Debunking the latest discovery claiming that the first people to reach the Americas came from Siberia, now in Russia, around 23,000 years ago, new research proposes that native Americans living in the Amazon bear an unexpected genetic connection to indigenous people in Australasia.
Washington: Debunking the latest discovery claiming that the first people to reach the Americas came from Siberia, now in Russia, around 23,000 years ago, new research proposes that native Americans living in the Amazon bear an unexpected genetic connection to indigenous people in Australasia.
The new discovery suggests a previously unknown wave of migration to the Americas thousands of years ago.
"There is a strong working model in archaeology and genetics that most Native Americans today extend from a single pulse of expansion south of the ice sheets - and that is wrong. We missed something very important in the original data," claimed David Reich, professor of genetics at Harvard Medical School and senior author of the study.
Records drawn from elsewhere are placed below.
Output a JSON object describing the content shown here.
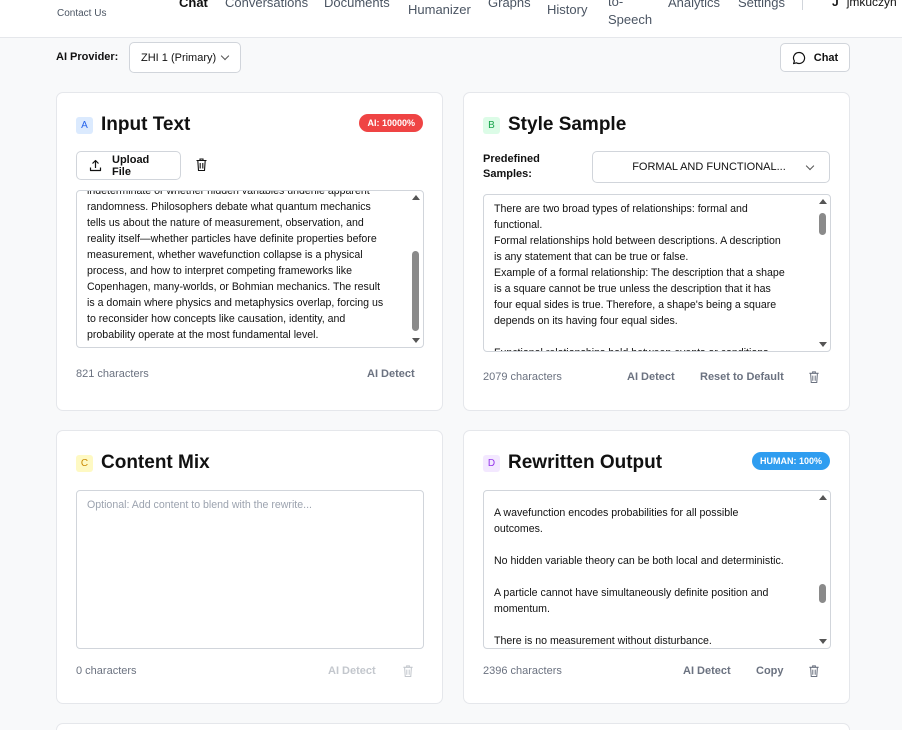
{
  "nav": {
    "contact": "Contact Us",
    "items": [
      {
        "label": "Chat"
      },
      {
        "label": "Conversations"
      },
      {
        "label": "Documents"
      },
      {
        "label": "Humanizer"
      },
      {
        "label": "Graphs"
      },
      {
        "label": "History"
      },
      {
        "label_line1": "to-",
        "label_line2": "Speech"
      },
      {
        "label": "Analytics"
      },
      {
        "label": "Settings"
      }
    ],
    "user": "jmkuczyn"
  },
  "provider": {
    "label": "AI Provider:",
    "selected": "ZHI 1 (Primary)"
  },
  "chat_button": "Chat",
  "input_card": {
    "letter": "A",
    "title": "Input Text",
    "badge": "AI: 10000%",
    "upload_label": "Upload File",
    "text": "indeterminate or whether hidden variables underlie apparent\nrandomness. Philosophers debate what quantum mechanics\ntells us about the nature of measurement, observation, and\nreality itself—whether particles have definite properties before\nmeasurement, whether wavefunction collapse is a physical\nprocess, and how to interpret competing frameworks like\nCopenhagen, many-worlds, or Bohmian mechanics. The result\nis a domain where physics and metaphysics overlap, forcing us\nto reconsider how concepts like causation, identity, and\nprobability operate at the most fundamental level.",
    "char_count": "821 characters",
    "ai_detect": "AI Detect",
    "scroll_fraction": 0.85
  },
  "style_card": {
    "letter": "B",
    "title": "Style Sample",
    "predefined_label_1": "Predefined",
    "predefined_label_2": "Samples:",
    "predefined_value": "FORMAL AND FUNCTIONAL...",
    "text": "There are two broad types of relationships: formal and\nfunctional.\nFormal relationships hold between descriptions. A description\nis any statement that can be true or false.\nExample of a formal relationship: The description that a shape\nis a square cannot be true unless the description that it has\nfour equal sides is true. Therefore, a shape's being a square\ndepends on its having four equal sides.\n\nFunctional relationships hold between events or conditions",
    "char_count": "2079 characters",
    "ai_detect": "AI Detect",
    "reset": "Reset to Default",
    "scroll_fraction": 0.0
  },
  "mix_card": {
    "letter": "C",
    "title": "Content Mix",
    "placeholder": "Optional: Add content to blend with the rewrite...",
    "char_count": "0 characters",
    "ai_detect": "AI Detect"
  },
  "output_card": {
    "letter": "D",
    "title": "Rewritten Output",
    "badge": "HUMAN: 100%",
    "text": "A wavefunction encodes probabilities for all possible\noutcomes.\n\nNo hidden variable theory can be both local and deterministic.\n\nA particle cannot have simultaneously definite position and\nmomentum.\n\nThere is no measurement without disturbance.",
    "char_count": "2396 characters",
    "ai_detect": "AI Detect",
    "copy": "Copy",
    "scroll_fraction": 0.6
  },
  "colors": {
    "ai_badge": "#ef4444",
    "human_badge": "#2f9df0",
    "letter_a_bg": "#dbeafe",
    "letter_a_fg": "#2563eb",
    "letter_b_bg": "#dcfce7",
    "letter_b_fg": "#16a34a",
    "letter_c_bg": "#fef9c3",
    "letter_c_fg": "#ca8a04",
    "letter_d_bg": "#f3e8ff",
    "letter_d_fg": "#9333ea"
  }
}
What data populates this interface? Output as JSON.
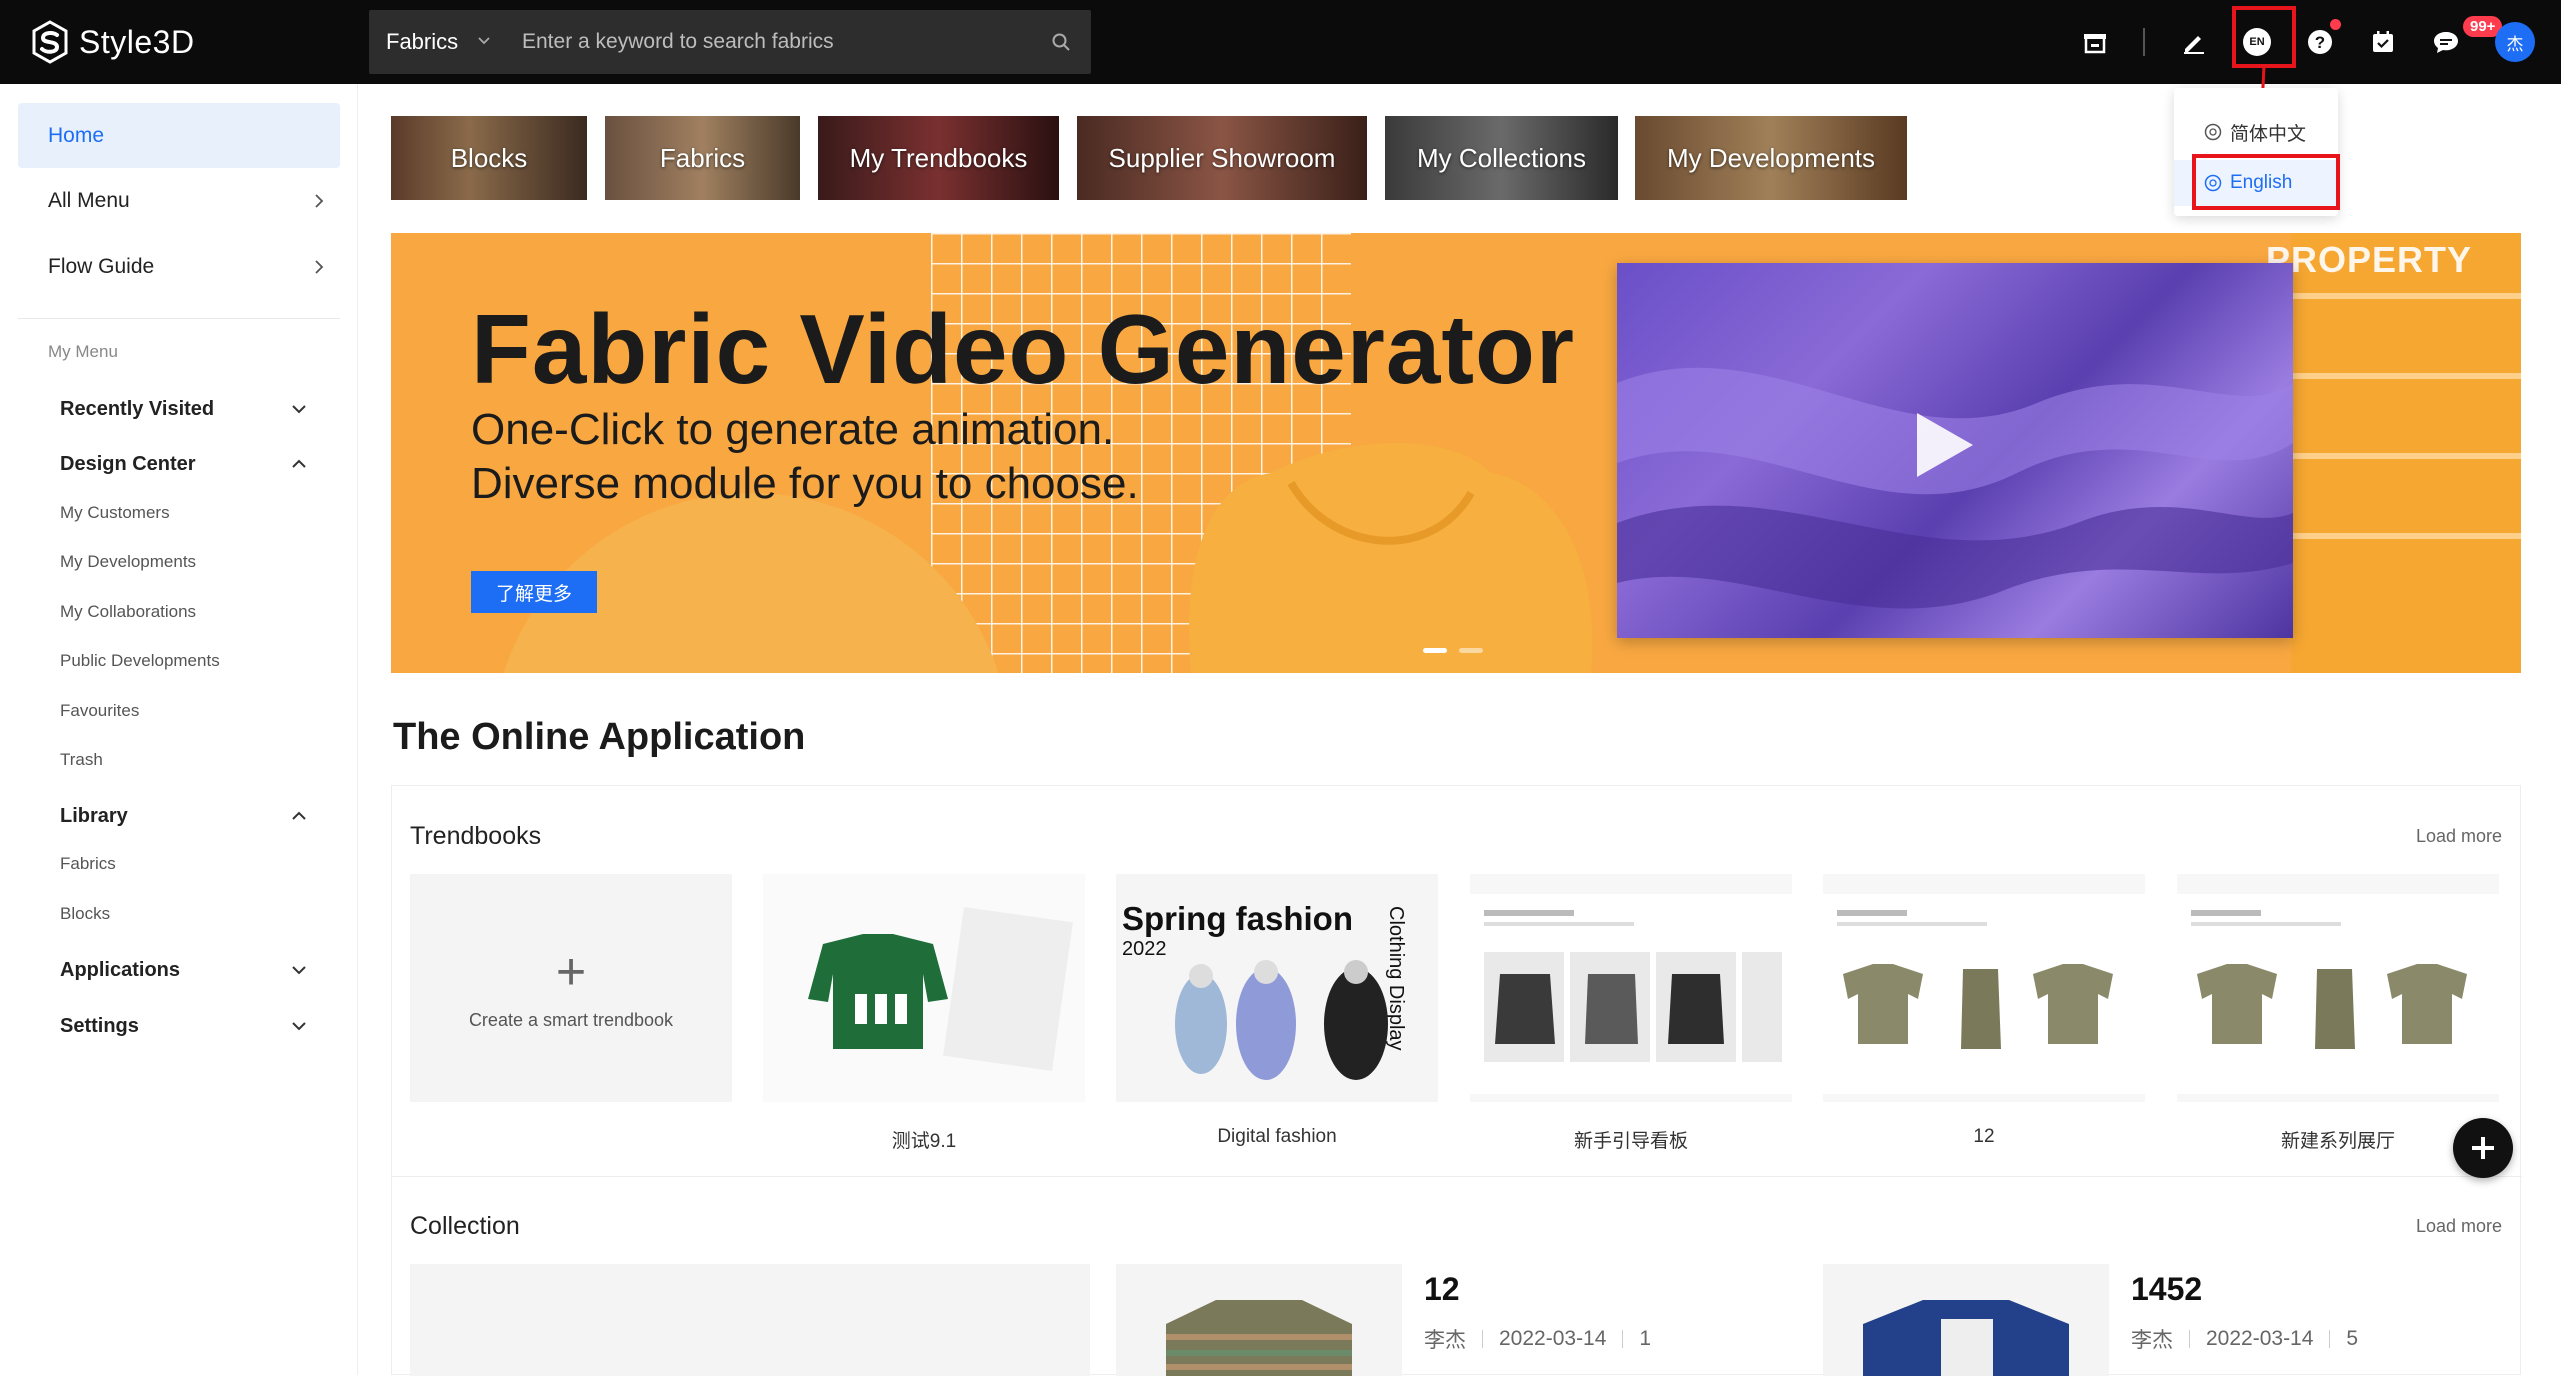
{
  "app": {
    "name": "Style3D"
  },
  "search": {
    "category": "Fabrics",
    "placeholder": "Enter a keyword to search fabrics"
  },
  "topbar": {
    "lang_code": "EN",
    "message_badge": "99+",
    "avatar_initial": "杰"
  },
  "language_menu": {
    "items": [
      {
        "label": "简体中文"
      },
      {
        "label": "English"
      }
    ],
    "selected": "English"
  },
  "sidebar": {
    "home": "Home",
    "all_menu": "All Menu",
    "flow_guide": "Flow Guide",
    "my_menu_caption": "My Menu",
    "recently_visited": "Recently Visited",
    "design_center": {
      "label": "Design Center",
      "items": [
        {
          "label": "My Customers"
        },
        {
          "label": "My Developments"
        },
        {
          "label": "My Collaborations"
        },
        {
          "label": "Public Developments"
        },
        {
          "label": "Favourites"
        },
        {
          "label": "Trash"
        }
      ]
    },
    "library": {
      "label": "Library",
      "items": [
        {
          "label": "Fabrics"
        },
        {
          "label": "Blocks"
        }
      ]
    },
    "applications": "Applications",
    "settings": "Settings"
  },
  "tiles": [
    {
      "label": "Blocks"
    },
    {
      "label": "Fabrics"
    },
    {
      "label": "My Trendbooks"
    },
    {
      "label": "Supplier Showroom"
    },
    {
      "label": "My Collections"
    },
    {
      "label": "My Developments"
    }
  ],
  "banner": {
    "title": "Fabric Video Generator",
    "subtitle_line1": "One-Click to generate animation.",
    "subtitle_line2": "Diverse module for you to choose.",
    "button": "了解更多",
    "corner_text": "PROPERTY",
    "slide_index": 1,
    "slide_count": 2
  },
  "online_application": {
    "title": "The Online Application",
    "trendbooks": {
      "title": "Trendbooks",
      "load_more": "Load more",
      "create_label": "Create a smart trendbook",
      "items": [
        {
          "label": "测试9.1"
        },
        {
          "label": "Digital fashion",
          "cover_title": "Spring fashion",
          "cover_year": "2022",
          "cover_side": "Clothing Display"
        },
        {
          "label": "新手引导看板"
        },
        {
          "label": "12"
        },
        {
          "label": "新建系列展厅"
        }
      ]
    },
    "collection": {
      "title": "Collection",
      "load_more": "Load more",
      "items": [
        {
          "name": "12",
          "owner": "李杰",
          "date": "2022-03-14",
          "count": "1"
        },
        {
          "name": "1452",
          "owner": "李杰",
          "date": "2022-03-14",
          "count": "5"
        }
      ]
    }
  },
  "colors": {
    "accent": "#1e6ef5",
    "highlight": "#e8141c",
    "topbar": "#0b0b0b",
    "banner": "#f9a841"
  }
}
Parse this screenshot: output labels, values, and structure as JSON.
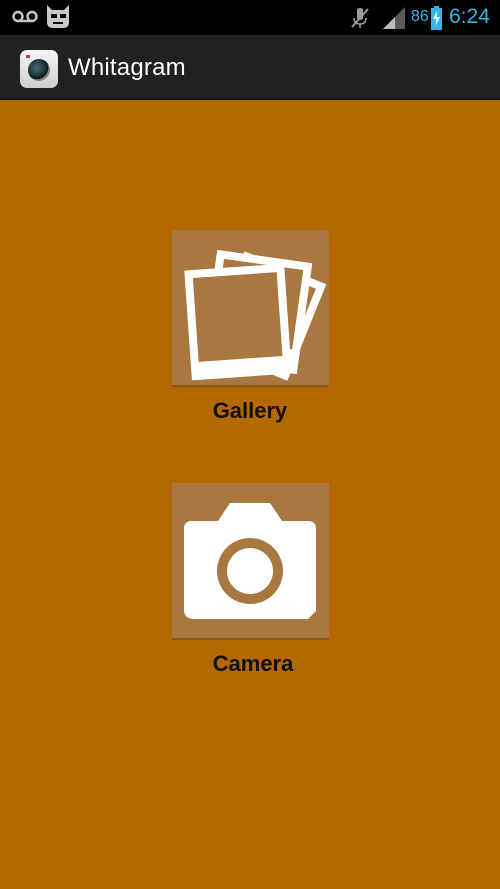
{
  "status_bar": {
    "battery_percent": "86",
    "time": "6:24",
    "accent_color": "#33b5e5",
    "left_icons": [
      "voicemail-icon",
      "cyanogenmod-icon"
    ],
    "right_icons": [
      "mute-icon",
      "signal-icon",
      "battery-charging-icon"
    ]
  },
  "action_bar": {
    "app_icon": "camera-lens-icon",
    "title": "Whitagram"
  },
  "main": {
    "background_color": "#b46800",
    "items": [
      {
        "label": "Gallery",
        "icon": "photos-icon"
      },
      {
        "label": "Camera",
        "icon": "camera-icon"
      }
    ]
  }
}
Previous research showed that native Americans from the Arctic to the southern tip of South America can trace their ancestry to a single "founding population" called the First Americans.
In 2012, Reich and colleagues enriched this history by showing that certain indigenous groups in northern Canada inherited DNA from at least two subsequent waves of migration.
The new study, published in the journal Nature, indicates that there is more to the story.
Pontus Skoglund, first author of the paper and a postdoctoral researcher in the Reich lab, was studying genetic data when he noticed a strange similarity between one or two Native American groups in Brazil and indigenous groups in Australia, New Guinea and the Andaman Islands.
"That was an unexpected and somewhat confusing result," said Reich.
The team analysed publicly available genetic information from 21 native American populations from Central and South America.
They also collected and analysed DNA from nine additional populations in Brazil.
The team then compared those genomes to the genomes of people from about 200 non-American populations.
The link persisted.
The Tupi-speaking Surui and Karitiana and the Ge-speaking Xavante of the Amazon had a genetic ancestor more closely related to indigenous Australasians than to any other present-day population.
The researchers believe the ancestry is much older - perhaps as old as the First Americans.
"We have done a lot of sampling in East Asia and nobody looks like this. It is an unknown group that doesn`t exist anymore," Skoglund emphasised.
The team has named the mysterious ancestor Population Y.
The team proposes that Population Y and First Americans came down from the ice sheets to become the two founding populations of the Americas.
"We do not know the order, the time separation or the geographical patterns," Skoglund concluded.
To answer this, researchers need to sample DNA from the remains of a person who belonged to Population Y.
Such DNA has not been obtained yet.
One place to look might be in the skeletons of early Native Americans whose skulls some researchers say have Australasian features.
"We have a broad view of the deep origins of Native American ancestry, but within that diversity we know very little about the history of how those populations relate to each other," Reich concluded.